╭──

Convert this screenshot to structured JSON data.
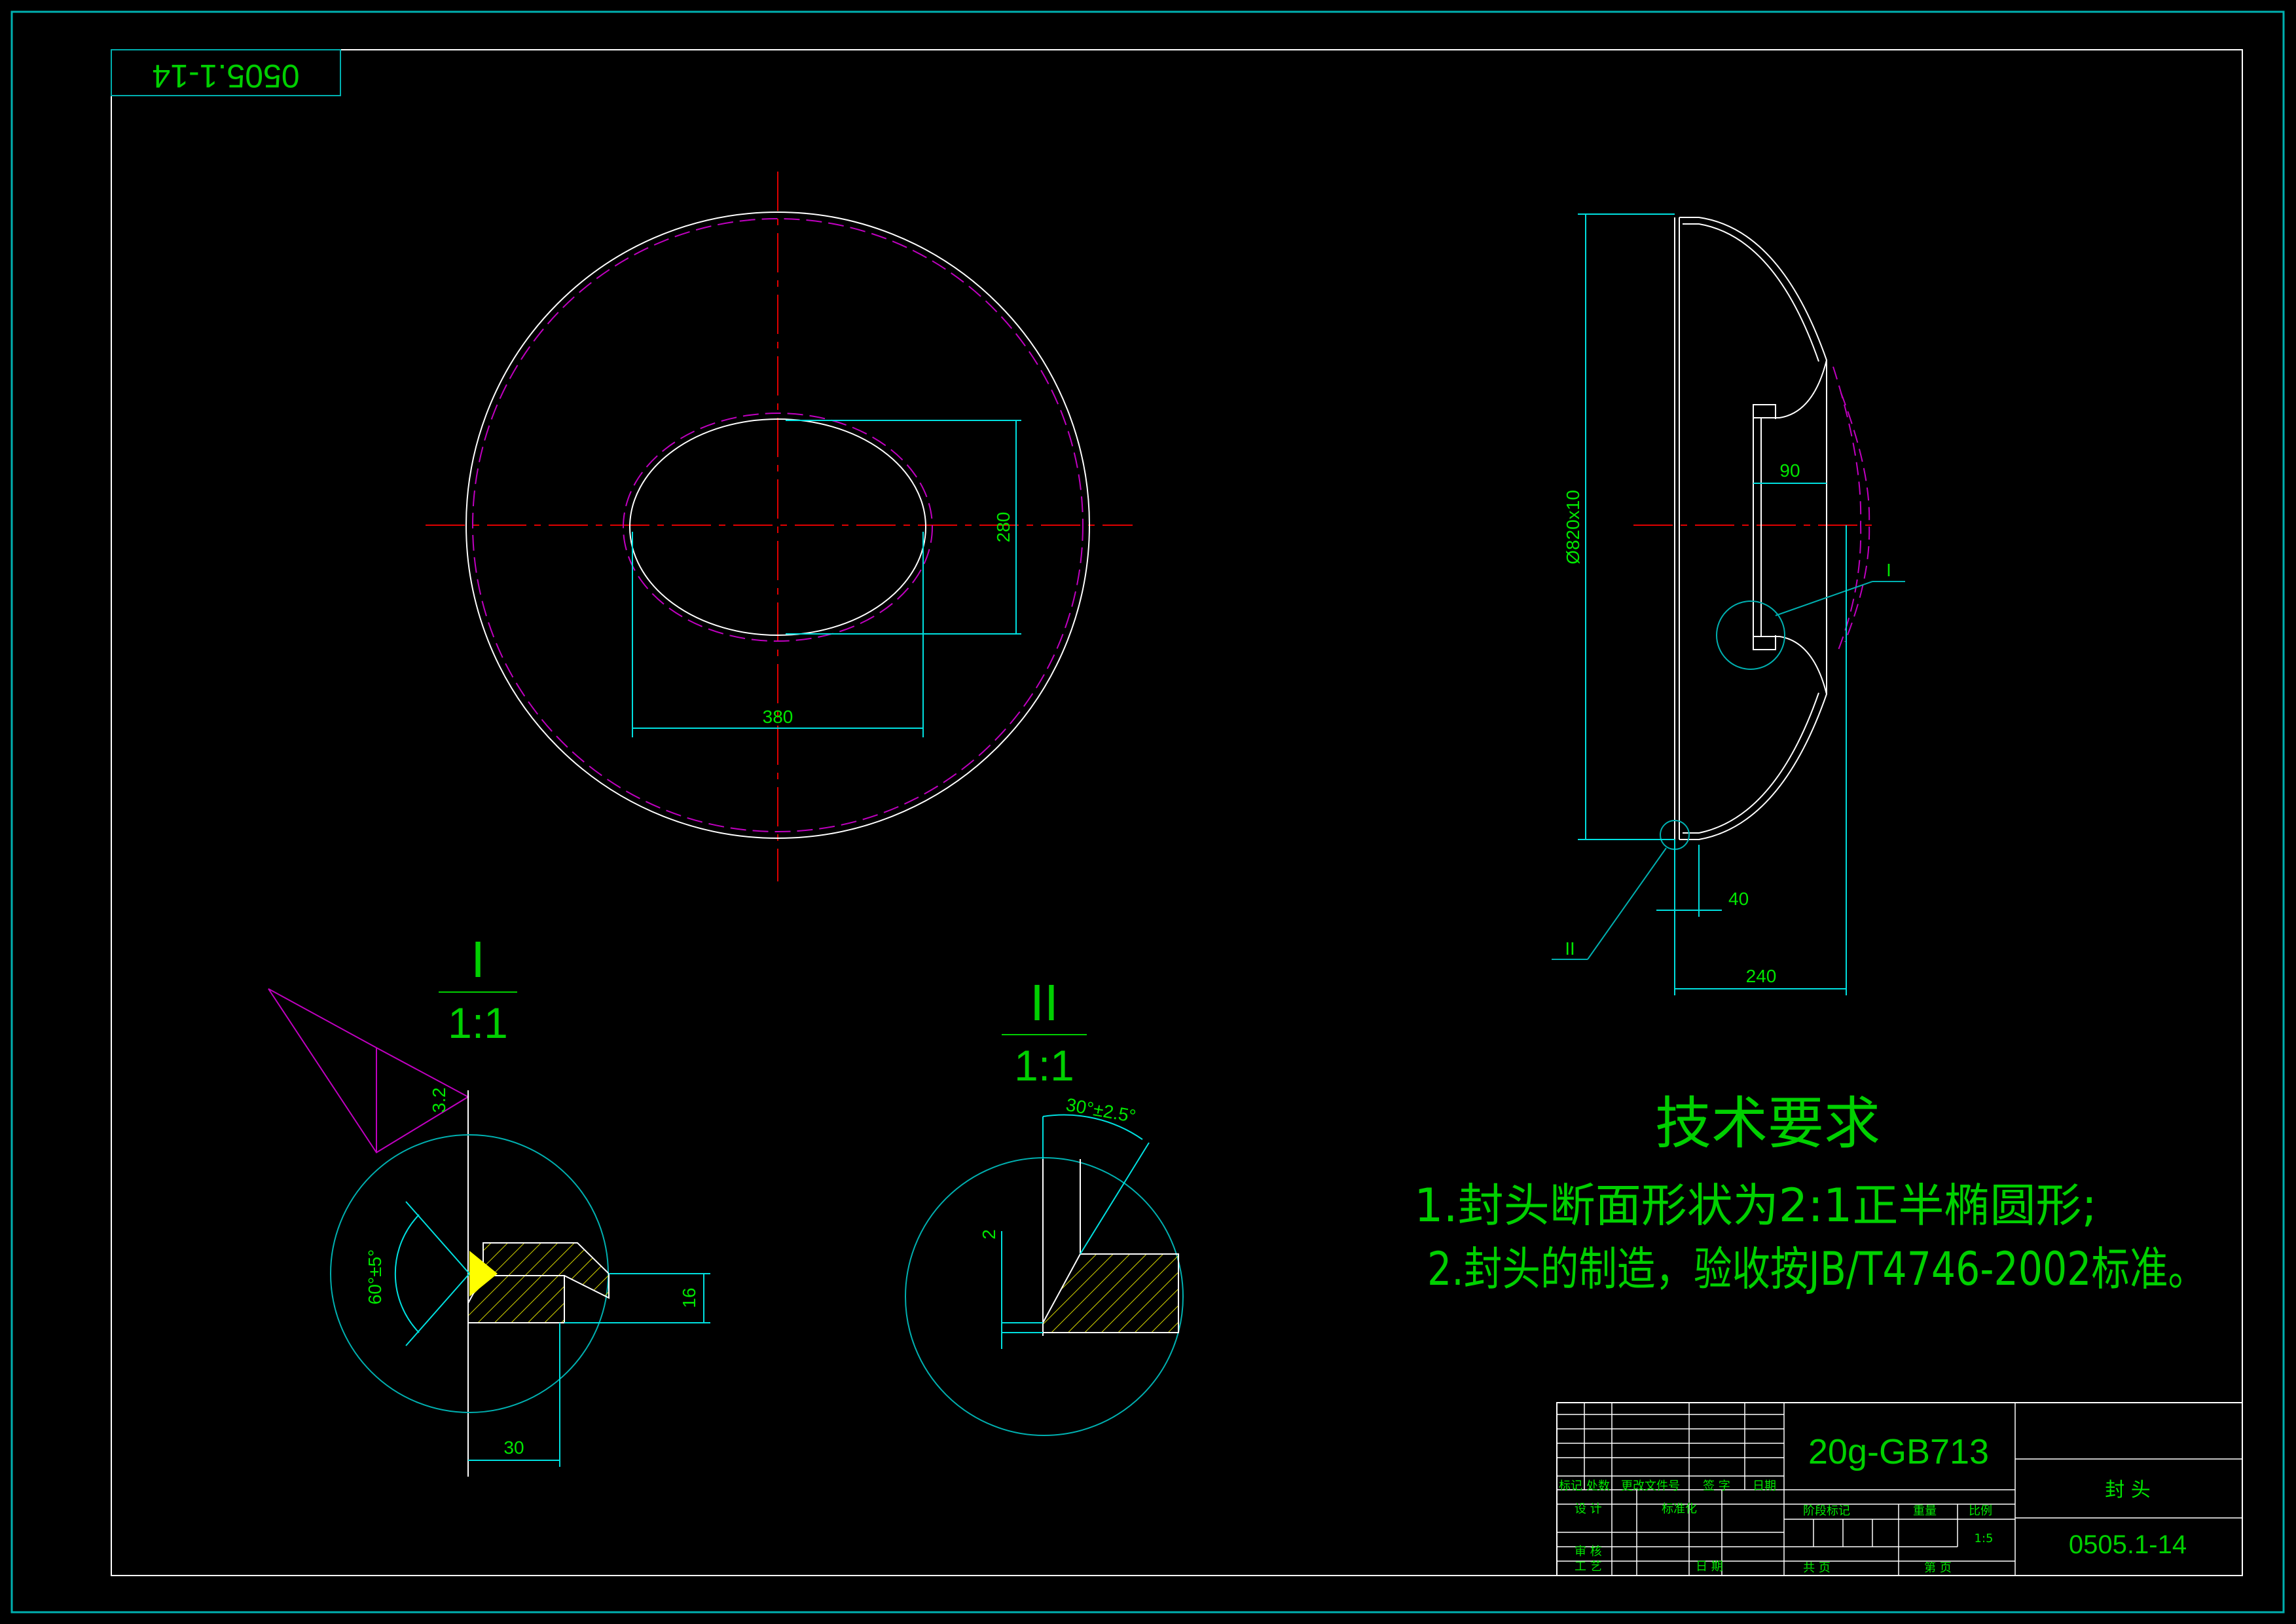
{
  "drawing": {
    "number": "0505.1-14",
    "number_mirrored": "0505.1-14",
    "scale": "1:5",
    "part_name": "封 头",
    "material": "20g-GB713"
  },
  "dimensions": {
    "front_width": "380",
    "front_height": "280",
    "side_diameter": "Ø820x10",
    "side_depth": "90",
    "side_flange": "40",
    "side_length": "240"
  },
  "detail_labels": {
    "one": "I",
    "two": "II",
    "one_marker": "I",
    "two_marker": "II"
  },
  "detail_one": {
    "roman": "I",
    "scale": "1:1",
    "roughness": "3.2",
    "angle": "60°±5°",
    "thickness": "16",
    "width": "30"
  },
  "detail_two": {
    "roman": "II",
    "scale": "1:1",
    "angle": "30°±2.5°",
    "gap": "2"
  },
  "technical_requirements": {
    "title": "技术要求",
    "item1": "1.封头断面形状为2:1正半椭圆形;",
    "item2": "2.封头的制造，验收按JB/T4746-2002标准。"
  },
  "title_block": {
    "row_labels": [
      "标记",
      "处数",
      "更改文件号",
      "签 字",
      "日期"
    ],
    "design": "设 计",
    "standardize": "标准化",
    "review": "审 核",
    "process": "工 艺",
    "date": "日 期",
    "stage_mark": "阶段标记",
    "weight": "重量",
    "scale_label": "比例",
    "sheets_total": "共 页",
    "sheet_no": "第 页"
  },
  "colors": {
    "background": "#000000",
    "border": "#00b0b0",
    "geometry": "#ffffff",
    "dimension": "#00e0e0",
    "hidden": "#c000c0",
    "center": "#e00000",
    "text": "#00e600",
    "hatch": "#d8d800",
    "weld": "#ffff00"
  }
}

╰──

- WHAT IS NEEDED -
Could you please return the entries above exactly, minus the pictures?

- OUTPUT OF THE EXERCISE -
Convert this screenshot to structured JSON data.
{
  "drawing": {
    "number": "0505.1-14",
    "number_mirrored": "0505.1-14",
    "scale": "1:5",
    "part_name": "封 头",
    "material": "20g-GB713"
  },
  "dimensions": {
    "front_width": "380",
    "front_height": "280",
    "side_diameter": "Ø820x10",
    "side_depth": "90",
    "side_flange": "40",
    "side_length": "240"
  },
  "detail_labels": {
    "one": "I",
    "two": "II",
    "one_marker": "I",
    "two_marker": "II"
  },
  "detail_one": {
    "roman": "I",
    "scale": "1:1",
    "roughness": "3.2",
    "angle": "60°±5°",
    "thickness": "16",
    "width": "30"
  },
  "detail_two": {
    "roman": "II",
    "scale": "1:1",
    "angle": "30°±2.5°",
    "gap": "2"
  },
  "technical_requirements": {
    "title": "技术要求",
    "item1": "1.封头断面形状为2:1正半椭圆形;",
    "item2": "2.封头的制造，验收按JB/T4746-2002标准。"
  },
  "title_block": {
    "row_labels": [
      "标记",
      "处数",
      "更改文件号",
      "签 字",
      "日期"
    ],
    "design": "设 计",
    "standardize": "标准化",
    "review": "审 核",
    "process": "工 艺",
    "date": "日 期",
    "stage_mark": "阶段标记",
    "weight": "重量",
    "scale_label": "比例",
    "sheets_total": "共 页",
    "sheet_no": "第 页"
  },
  "colors": {
    "background": "#000000",
    "border": "#00b0b0",
    "geometry": "#ffffff",
    "dimension": "#00e0e0",
    "hidden": "#c000c0",
    "center": "#e00000",
    "text": "#00e600",
    "hatch": "#d8d800",
    "weld": "#ffff00"
  }
}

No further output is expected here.